Entries from a dataset of interfaces –
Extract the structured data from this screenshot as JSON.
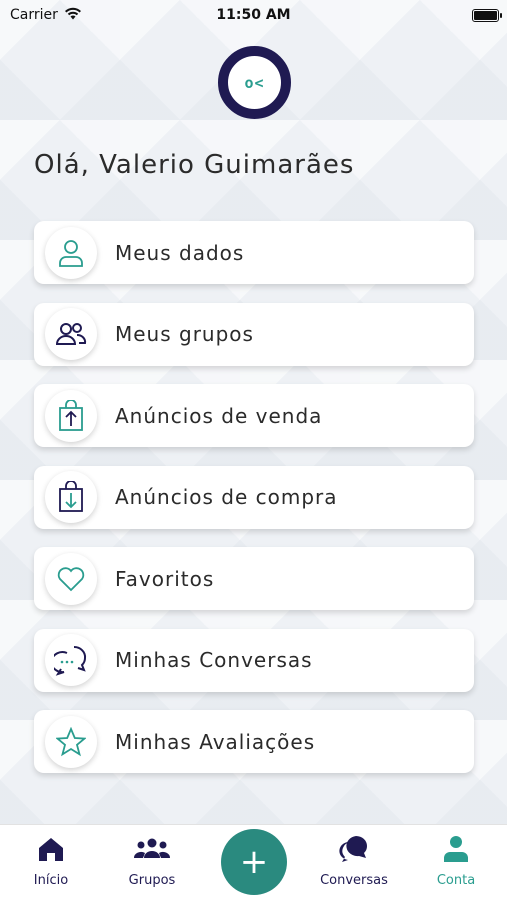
{
  "status_bar": {
    "carrier": "Carrier",
    "time": "11:50 AM"
  },
  "logo": {
    "text": "o<"
  },
  "greeting": "Olá, Valerio Guimarães",
  "menu": [
    {
      "label": "Meus dados",
      "icon": "user-icon"
    },
    {
      "label": "Meus grupos",
      "icon": "users-icon"
    },
    {
      "label": "Anúncios de venda",
      "icon": "bag-up-icon"
    },
    {
      "label": "Anúncios de compra",
      "icon": "bag-down-icon"
    },
    {
      "label": "Favoritos",
      "icon": "heart-icon"
    },
    {
      "label": "Minhas Conversas",
      "icon": "chat-icon"
    },
    {
      "label": "Minhas Avaliações",
      "icon": "star-icon"
    }
  ],
  "tabbar": {
    "tabs": [
      {
        "label": "Início",
        "icon": "home-icon"
      },
      {
        "label": "Grupos",
        "icon": "group-icon"
      },
      {
        "label": "Conversas",
        "icon": "conversation-icon"
      },
      {
        "label": "Conta",
        "icon": "account-icon",
        "active": true
      }
    ],
    "fab_label": "+"
  },
  "colors": {
    "accent": "#2a9d8f",
    "navy": "#1f1a52",
    "fab": "#2a8a7f"
  }
}
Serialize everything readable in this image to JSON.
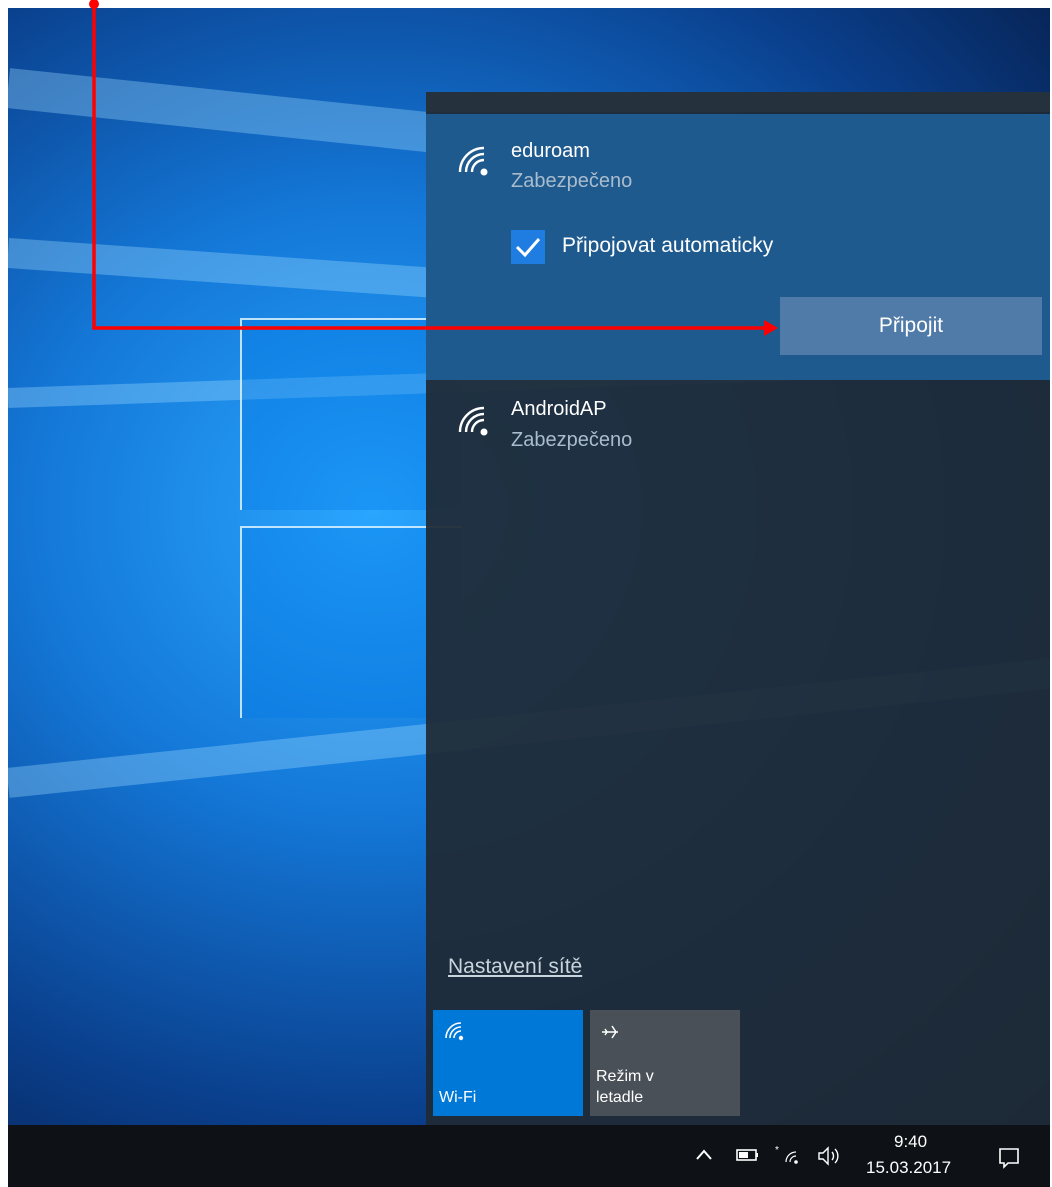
{
  "networks": [
    {
      "ssid": "eduroam",
      "security": "Zabezpečeno",
      "selected": true
    },
    {
      "ssid": "AndroidAP",
      "security": "Zabezpečeno",
      "selected": false
    }
  ],
  "connect_panel": {
    "auto_connect_label": "Připojovat automaticky",
    "auto_connect_checked": true,
    "connect_button": "Připojit"
  },
  "settings_link": "Nastavení sítě",
  "quick_actions": [
    {
      "label": "Wi-Fi",
      "icon": "wifi-icon",
      "active": true
    },
    {
      "label": "Režim v letadle",
      "label_line1": "Režim v",
      "label_line2": "letadle",
      "icon": "airplane-icon",
      "active": false
    }
  ],
  "taskbar": {
    "time": "9:40",
    "date": "15.03.2017",
    "tray_icons": [
      "chevron-up-icon",
      "battery-icon",
      "wifi-icon",
      "volume-icon",
      "notification-icon"
    ]
  },
  "colors": {
    "annotation": "#ff0000",
    "accent": "#0078d7",
    "selected_network_bg": "#1f5a8e",
    "flyout_bg": "#1f2a36",
    "taskbar_bg": "#0e1217"
  }
}
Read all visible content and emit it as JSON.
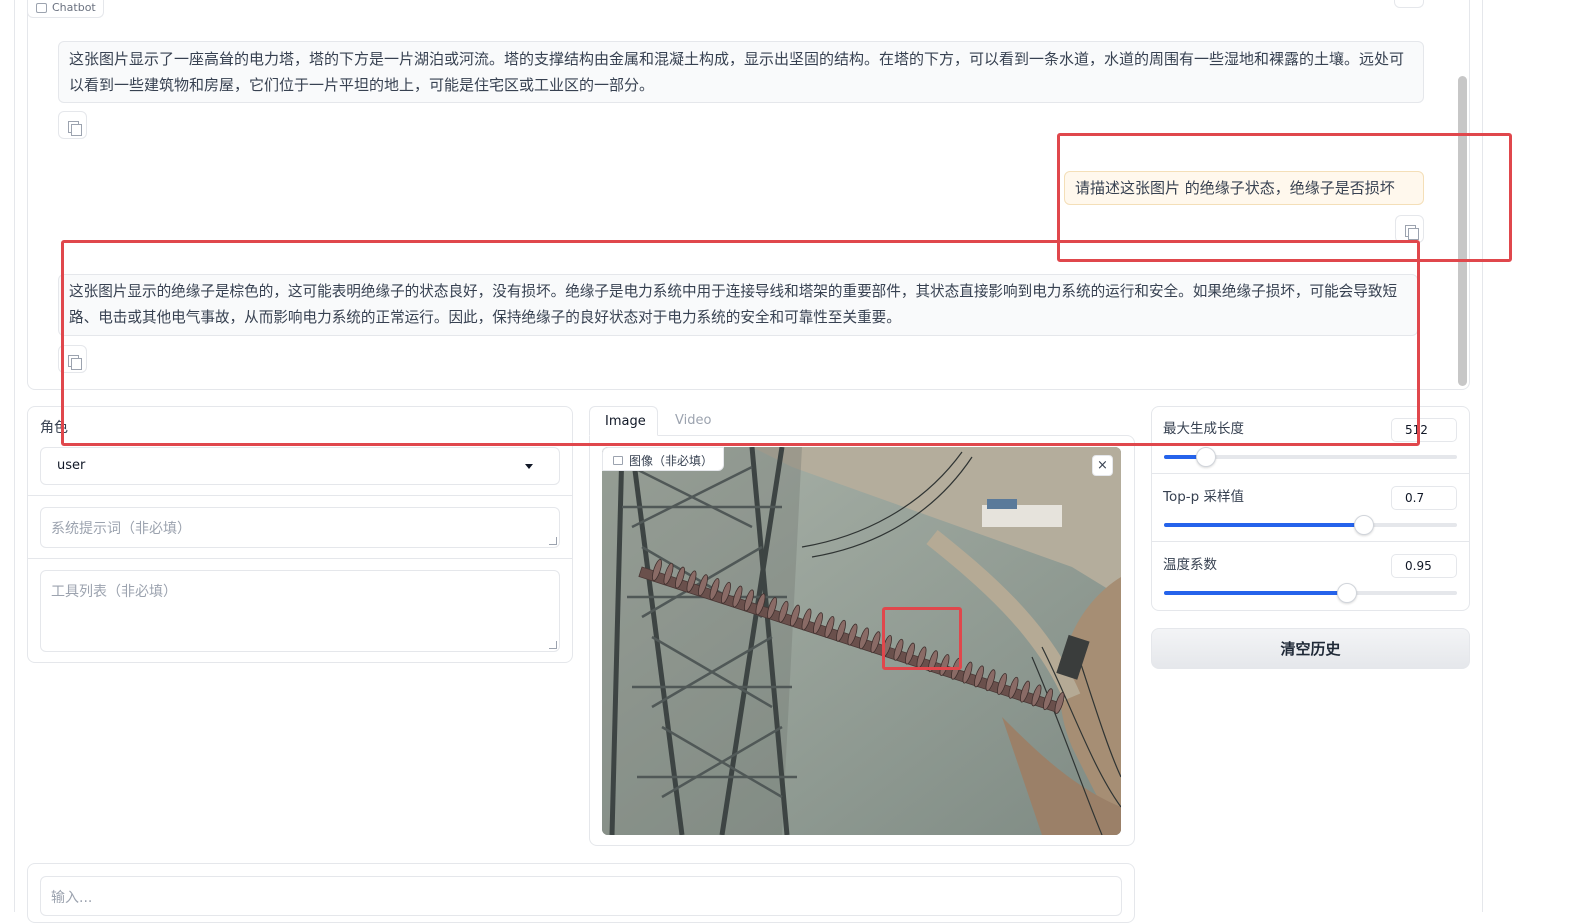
{
  "chatbot": {
    "label": "Chatbot",
    "messages": [
      {
        "role": "assistant",
        "text": "这张图片显示了一座高耸的电力塔，塔的下方是一片湖泊或河流。塔的支撑结构由金属和混凝土构成，显示出坚固的结构。在塔的下方，可以看到一条水道，水道的周围有一些湿地和裸露的土壤。远处可以看到一些建筑物和房屋，它们位于一片平坦的地上，可能是住宅区或工业区的一部分。"
      },
      {
        "role": "user",
        "text": "请描述这张图片 的绝缘子状态，绝缘子是否损坏"
      },
      {
        "role": "assistant",
        "text": "这张图片显示的绝缘子是棕色的，这可能表明绝缘子的状态良好，没有损坏。绝缘子是电力系统中用于连接导线和塔架的重要部件，其状态直接影响到电力系统的运行和安全。如果绝缘子损坏，可能会导致短路、电击或其他电气事故，从而影响电力系统的正常运行。因此，保持绝缘子的良好状态对于电力系统的安全和可靠性至关重要。"
      }
    ]
  },
  "role": {
    "label": "角色",
    "value": "user"
  },
  "system_prompt": {
    "placeholder": "系统提示词（非必填）"
  },
  "tools": {
    "placeholder": "工具列表（非必填）"
  },
  "media": {
    "tabs": [
      "Image",
      "Video"
    ],
    "active_tab": "Image",
    "image_label": "图像（非必填）",
    "close_glyph": "×"
  },
  "params": [
    {
      "label": "最大生成长度",
      "value": "512",
      "fraction": 0.14
    },
    {
      "label": "Top-p 采样值",
      "value": "0.7",
      "fraction": 0.68
    },
    {
      "label": "温度系数",
      "value": "0.95",
      "fraction": 0.62
    }
  ],
  "clear_button": "清空历史",
  "input": {
    "placeholder": "输入..."
  },
  "colors": {
    "accent": "#2563eb",
    "annotation": "#e0474c",
    "user_bubble": "#fff8ed"
  }
}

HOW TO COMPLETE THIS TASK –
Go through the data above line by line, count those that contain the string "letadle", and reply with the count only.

ANSWER BELOW –
2